From "The Impact of Price Protection on Valuation"

The dilutive impact of price protection on the unprotected shares as of December 13, 2010, is lower under the fixed floor put plan ($3.171 million) than under the variable price protection plan ($5.114 million). This results from two factors. First, under the fixed floor put plan, the price-protected shares participate in the enterprise value appreciation of the company only to the extent that such appreciation results in an underlying equity value that exceeds $100.00 per share, whereas under the variable price protection plan, the protected shares receive the full benefit of enterprise value appreciation. Stated differently, the Transaction-related debt still has a limited impact on the company's share price under the fixed floor put plan but is completely disregarded under the variable price protection plan. Second, under the fixed floor put plan, the price protection remains in place only until the underlying per share value exceeds $100.00 per share or until the term of the price protection period has expired, whereas under the variable price protection plan, the price protection remains in place until the Transaction-related debt is repaid or the term of the price protection period has expired. In this example, assuming a 5% annual EBITDA growth rate, ABC Company reaches the $100.00 threshold sooner than the Transaction-related debt is repaid.

From "A Fiduciary Perspective on Price Protection"
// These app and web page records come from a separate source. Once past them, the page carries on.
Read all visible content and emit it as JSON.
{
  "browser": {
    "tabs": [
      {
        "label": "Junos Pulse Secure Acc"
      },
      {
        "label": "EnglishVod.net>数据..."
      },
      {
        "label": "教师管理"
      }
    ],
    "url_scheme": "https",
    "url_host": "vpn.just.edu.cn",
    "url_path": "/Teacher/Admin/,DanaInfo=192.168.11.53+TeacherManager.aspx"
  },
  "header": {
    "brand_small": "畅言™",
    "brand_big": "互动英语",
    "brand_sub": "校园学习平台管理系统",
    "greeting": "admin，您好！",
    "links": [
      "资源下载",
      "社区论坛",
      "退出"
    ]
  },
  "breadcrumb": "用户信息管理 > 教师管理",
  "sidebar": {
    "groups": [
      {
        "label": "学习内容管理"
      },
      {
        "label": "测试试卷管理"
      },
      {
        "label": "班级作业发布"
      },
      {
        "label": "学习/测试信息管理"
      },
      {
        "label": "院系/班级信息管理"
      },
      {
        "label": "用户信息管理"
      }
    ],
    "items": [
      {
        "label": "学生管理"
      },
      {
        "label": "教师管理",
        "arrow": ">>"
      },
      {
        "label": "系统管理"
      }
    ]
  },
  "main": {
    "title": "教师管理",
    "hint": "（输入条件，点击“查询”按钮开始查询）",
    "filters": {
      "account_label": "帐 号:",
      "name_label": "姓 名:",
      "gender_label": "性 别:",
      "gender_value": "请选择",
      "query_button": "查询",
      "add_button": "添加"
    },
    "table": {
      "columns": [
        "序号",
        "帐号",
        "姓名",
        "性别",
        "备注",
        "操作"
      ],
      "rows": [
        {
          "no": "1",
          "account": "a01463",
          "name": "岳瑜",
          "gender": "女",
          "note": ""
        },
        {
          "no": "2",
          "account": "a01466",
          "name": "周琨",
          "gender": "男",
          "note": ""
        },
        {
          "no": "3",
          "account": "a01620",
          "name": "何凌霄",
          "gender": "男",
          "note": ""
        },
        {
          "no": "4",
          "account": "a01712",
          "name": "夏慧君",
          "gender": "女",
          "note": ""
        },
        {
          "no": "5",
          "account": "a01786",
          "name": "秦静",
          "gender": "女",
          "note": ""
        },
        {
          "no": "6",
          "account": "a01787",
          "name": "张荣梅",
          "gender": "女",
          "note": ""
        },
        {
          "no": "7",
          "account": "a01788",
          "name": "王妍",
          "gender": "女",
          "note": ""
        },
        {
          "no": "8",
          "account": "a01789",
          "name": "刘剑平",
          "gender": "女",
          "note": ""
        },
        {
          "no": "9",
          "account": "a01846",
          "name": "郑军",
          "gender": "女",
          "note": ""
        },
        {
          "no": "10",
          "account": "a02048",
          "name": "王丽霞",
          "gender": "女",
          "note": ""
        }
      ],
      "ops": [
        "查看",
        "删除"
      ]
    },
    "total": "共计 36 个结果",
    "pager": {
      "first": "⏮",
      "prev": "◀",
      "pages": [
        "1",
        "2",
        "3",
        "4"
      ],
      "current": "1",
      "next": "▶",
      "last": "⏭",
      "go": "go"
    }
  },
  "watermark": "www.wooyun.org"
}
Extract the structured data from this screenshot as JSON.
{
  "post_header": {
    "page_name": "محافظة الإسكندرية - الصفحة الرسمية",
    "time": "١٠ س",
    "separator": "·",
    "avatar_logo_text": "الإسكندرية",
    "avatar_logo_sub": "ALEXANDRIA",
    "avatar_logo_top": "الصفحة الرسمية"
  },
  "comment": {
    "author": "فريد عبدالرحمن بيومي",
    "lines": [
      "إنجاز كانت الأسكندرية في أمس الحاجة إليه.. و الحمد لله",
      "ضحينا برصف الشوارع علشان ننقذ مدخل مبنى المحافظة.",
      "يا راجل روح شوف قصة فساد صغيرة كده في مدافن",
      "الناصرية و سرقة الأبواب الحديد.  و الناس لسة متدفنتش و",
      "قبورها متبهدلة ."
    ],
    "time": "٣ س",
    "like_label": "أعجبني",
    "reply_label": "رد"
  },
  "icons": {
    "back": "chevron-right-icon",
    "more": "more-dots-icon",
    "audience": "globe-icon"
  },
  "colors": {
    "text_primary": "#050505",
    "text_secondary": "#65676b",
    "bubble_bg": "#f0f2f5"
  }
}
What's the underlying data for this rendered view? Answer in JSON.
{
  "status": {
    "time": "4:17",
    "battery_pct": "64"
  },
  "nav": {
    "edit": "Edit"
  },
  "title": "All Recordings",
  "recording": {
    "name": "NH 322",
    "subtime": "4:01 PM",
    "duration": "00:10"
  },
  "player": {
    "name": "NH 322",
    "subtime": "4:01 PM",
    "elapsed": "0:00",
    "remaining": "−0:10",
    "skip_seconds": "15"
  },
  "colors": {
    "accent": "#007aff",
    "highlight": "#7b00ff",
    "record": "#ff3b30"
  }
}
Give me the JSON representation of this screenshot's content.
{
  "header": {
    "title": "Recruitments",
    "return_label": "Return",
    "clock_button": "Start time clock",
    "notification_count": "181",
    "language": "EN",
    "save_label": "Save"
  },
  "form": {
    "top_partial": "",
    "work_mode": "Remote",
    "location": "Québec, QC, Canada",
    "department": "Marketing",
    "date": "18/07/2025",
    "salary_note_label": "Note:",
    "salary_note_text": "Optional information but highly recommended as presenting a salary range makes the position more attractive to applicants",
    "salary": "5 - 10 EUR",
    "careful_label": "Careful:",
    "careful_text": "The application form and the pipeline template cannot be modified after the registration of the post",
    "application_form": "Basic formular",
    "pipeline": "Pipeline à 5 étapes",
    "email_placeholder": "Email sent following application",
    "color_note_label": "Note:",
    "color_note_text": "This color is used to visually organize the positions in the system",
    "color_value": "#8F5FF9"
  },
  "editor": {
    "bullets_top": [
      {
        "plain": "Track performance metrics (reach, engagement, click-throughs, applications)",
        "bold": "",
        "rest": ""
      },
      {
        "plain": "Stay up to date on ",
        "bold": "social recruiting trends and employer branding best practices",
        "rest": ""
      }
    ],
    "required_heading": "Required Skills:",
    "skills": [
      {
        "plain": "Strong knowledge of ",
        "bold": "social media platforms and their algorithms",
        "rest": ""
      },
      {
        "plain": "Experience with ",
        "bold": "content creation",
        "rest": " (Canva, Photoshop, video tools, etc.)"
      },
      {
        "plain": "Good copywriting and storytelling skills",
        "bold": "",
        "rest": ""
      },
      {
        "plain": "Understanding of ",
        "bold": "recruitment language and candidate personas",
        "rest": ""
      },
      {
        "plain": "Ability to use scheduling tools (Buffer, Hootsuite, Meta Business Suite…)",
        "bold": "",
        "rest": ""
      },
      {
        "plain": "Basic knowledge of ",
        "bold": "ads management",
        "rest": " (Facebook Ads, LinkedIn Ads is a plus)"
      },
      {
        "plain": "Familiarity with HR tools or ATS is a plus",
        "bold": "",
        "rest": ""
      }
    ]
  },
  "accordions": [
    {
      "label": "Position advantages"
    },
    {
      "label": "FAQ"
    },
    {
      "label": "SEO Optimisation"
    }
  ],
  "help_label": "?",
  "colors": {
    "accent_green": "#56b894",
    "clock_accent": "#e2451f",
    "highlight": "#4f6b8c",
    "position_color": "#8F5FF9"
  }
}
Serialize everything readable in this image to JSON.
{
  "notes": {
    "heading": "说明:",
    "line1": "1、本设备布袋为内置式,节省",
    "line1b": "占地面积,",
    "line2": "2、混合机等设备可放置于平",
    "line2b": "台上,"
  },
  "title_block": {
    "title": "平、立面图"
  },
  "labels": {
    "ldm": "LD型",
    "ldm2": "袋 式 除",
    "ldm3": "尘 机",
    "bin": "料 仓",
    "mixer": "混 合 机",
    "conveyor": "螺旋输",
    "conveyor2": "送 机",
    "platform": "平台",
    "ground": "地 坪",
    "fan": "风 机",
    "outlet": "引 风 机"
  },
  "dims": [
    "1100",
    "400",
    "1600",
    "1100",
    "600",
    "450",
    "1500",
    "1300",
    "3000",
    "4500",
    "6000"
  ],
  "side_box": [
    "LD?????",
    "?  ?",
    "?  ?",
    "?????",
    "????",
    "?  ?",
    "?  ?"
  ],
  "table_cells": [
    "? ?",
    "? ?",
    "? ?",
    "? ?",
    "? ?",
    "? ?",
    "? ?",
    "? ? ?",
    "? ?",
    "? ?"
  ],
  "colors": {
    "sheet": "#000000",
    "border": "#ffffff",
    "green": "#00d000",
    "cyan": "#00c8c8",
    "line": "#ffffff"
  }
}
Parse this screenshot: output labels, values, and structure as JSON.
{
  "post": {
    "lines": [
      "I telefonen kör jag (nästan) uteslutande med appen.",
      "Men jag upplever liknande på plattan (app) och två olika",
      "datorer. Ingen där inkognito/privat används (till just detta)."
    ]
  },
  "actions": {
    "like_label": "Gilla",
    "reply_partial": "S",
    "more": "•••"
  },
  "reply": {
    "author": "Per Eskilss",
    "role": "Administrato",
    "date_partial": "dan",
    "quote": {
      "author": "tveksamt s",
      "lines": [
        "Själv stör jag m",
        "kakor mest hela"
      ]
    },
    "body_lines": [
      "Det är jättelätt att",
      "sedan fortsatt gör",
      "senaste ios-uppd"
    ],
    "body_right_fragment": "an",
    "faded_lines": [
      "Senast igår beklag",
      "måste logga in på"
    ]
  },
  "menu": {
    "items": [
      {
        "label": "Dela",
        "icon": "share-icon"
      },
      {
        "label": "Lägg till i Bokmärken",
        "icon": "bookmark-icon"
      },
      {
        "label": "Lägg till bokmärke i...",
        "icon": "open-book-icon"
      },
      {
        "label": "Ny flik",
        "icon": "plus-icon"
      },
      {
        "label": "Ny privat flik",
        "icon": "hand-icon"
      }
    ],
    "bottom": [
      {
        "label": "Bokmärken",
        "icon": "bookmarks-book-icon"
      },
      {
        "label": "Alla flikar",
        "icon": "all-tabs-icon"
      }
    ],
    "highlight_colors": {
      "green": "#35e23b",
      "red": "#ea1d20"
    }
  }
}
As noted above, price protection is a very important point to be considered during a second-stage leveraged transaction, and it is also not a simple decision. From a fiduciary perspective, it is very important that a process is followed when determining how price protection will be established and showing that it was, if appropriate, a negotiated part of the transaction. Since price protection is an expense of the company and not the trust, it is important that the company and board sign off on price protection and that it is negotiated during the transaction.